That in itself, Donovan claims, is something to be proud of.
“When you think about that saying, the first from a state to make it, it’s pretty special. I don’t take it for granted,” said Donovan, who currently has 12 points on three goals and nine assists in 38 games with the Amerks.
While he of course takes a lot of pride in his accomplishments, and considering the fact no else from the state of Oklahoma has ever graced an NHL roster, he hopes his story blazes a trail for future players as a source of inspiration to follow their dreams.
“I hope the path I took opens doors for kids in non-hockey areas, whether it’s Oklahoma or Texas, and other places like that. I hope it opens doors for other kids coming up. I hope seeing me make it to where I am today, gives them a little hope, and they can say ‘hey, if he could do it, I can do it too’,” said Donovan.
Looking back on his journey, Donovan confesses that he never thought getting to where he is today was even a possibility. After all, being a kid from a small, rural town in Oklahoma, hockey wasn’t exactly at the forefront.
But then again, his fate was predetermined by an upbringing on the ice.

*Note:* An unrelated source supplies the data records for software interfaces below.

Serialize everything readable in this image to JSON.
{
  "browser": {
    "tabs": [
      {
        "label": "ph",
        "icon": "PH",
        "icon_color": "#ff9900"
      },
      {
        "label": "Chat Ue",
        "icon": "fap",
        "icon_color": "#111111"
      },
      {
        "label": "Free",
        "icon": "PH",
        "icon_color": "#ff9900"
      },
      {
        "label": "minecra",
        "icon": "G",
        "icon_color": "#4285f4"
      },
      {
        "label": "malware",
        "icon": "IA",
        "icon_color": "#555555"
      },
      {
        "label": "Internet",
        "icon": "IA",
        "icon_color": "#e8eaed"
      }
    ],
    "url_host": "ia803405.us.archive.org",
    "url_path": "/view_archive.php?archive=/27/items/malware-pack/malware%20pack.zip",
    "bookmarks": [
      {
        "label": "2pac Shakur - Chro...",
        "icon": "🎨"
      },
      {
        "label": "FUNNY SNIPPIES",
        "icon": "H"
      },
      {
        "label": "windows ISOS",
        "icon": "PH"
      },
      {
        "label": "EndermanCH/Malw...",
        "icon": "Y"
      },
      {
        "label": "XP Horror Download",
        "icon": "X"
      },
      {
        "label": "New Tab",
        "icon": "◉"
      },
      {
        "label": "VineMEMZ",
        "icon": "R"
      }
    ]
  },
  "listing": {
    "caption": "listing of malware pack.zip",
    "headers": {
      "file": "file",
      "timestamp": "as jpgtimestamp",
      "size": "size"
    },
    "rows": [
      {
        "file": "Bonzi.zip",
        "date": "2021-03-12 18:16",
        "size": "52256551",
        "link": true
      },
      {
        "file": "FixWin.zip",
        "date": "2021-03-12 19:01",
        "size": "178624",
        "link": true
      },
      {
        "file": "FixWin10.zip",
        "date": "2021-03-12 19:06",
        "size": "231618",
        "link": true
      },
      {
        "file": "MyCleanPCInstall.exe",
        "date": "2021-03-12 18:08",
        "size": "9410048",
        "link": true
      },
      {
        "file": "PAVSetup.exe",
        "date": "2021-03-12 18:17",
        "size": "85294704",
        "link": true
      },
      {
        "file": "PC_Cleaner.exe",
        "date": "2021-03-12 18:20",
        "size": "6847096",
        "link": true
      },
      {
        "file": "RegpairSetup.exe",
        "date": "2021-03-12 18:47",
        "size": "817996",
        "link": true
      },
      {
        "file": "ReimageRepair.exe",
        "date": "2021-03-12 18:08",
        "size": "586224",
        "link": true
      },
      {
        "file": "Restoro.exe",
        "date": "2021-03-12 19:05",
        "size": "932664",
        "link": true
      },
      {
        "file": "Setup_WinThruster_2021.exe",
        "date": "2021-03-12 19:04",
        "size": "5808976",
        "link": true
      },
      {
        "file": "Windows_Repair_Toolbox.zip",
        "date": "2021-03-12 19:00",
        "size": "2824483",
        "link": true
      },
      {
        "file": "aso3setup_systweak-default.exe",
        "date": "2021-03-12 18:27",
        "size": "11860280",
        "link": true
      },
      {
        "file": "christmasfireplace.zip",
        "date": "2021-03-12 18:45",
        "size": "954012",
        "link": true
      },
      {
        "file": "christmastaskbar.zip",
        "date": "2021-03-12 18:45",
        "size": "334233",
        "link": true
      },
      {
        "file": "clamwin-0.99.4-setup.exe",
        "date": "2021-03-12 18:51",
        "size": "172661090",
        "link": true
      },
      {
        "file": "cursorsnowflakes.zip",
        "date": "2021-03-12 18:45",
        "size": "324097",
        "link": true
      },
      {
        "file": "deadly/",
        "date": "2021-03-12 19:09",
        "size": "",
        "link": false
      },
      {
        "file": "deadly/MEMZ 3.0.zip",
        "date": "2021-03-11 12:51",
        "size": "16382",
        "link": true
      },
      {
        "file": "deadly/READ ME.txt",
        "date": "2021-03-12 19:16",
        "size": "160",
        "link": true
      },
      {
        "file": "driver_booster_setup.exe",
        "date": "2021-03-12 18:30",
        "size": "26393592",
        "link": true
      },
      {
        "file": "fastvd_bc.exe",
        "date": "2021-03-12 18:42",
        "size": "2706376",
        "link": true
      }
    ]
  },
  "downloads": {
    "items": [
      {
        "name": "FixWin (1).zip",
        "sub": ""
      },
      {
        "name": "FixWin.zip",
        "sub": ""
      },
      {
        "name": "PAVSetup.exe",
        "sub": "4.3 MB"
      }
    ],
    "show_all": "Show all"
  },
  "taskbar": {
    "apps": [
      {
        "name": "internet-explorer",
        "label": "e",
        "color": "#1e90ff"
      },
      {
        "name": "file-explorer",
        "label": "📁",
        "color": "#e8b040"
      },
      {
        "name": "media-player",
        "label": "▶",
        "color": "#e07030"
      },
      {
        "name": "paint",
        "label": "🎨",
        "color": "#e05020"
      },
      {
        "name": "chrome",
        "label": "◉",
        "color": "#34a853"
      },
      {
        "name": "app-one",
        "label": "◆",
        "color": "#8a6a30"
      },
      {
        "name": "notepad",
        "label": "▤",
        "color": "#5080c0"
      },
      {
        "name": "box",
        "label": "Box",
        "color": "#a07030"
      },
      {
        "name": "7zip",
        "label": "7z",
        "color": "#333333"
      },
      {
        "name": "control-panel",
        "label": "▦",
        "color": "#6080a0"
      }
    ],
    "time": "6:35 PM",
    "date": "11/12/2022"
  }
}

“No, not at all,” admitted Donovan about the thought of chasing his dream. “I always say, coming from Oklahoma, you don’t watch a lot of hockey, you don’t watch the NHL. It was hard a dream to chase, but I’m very grateful for where I am today and the people that helped me along the way.”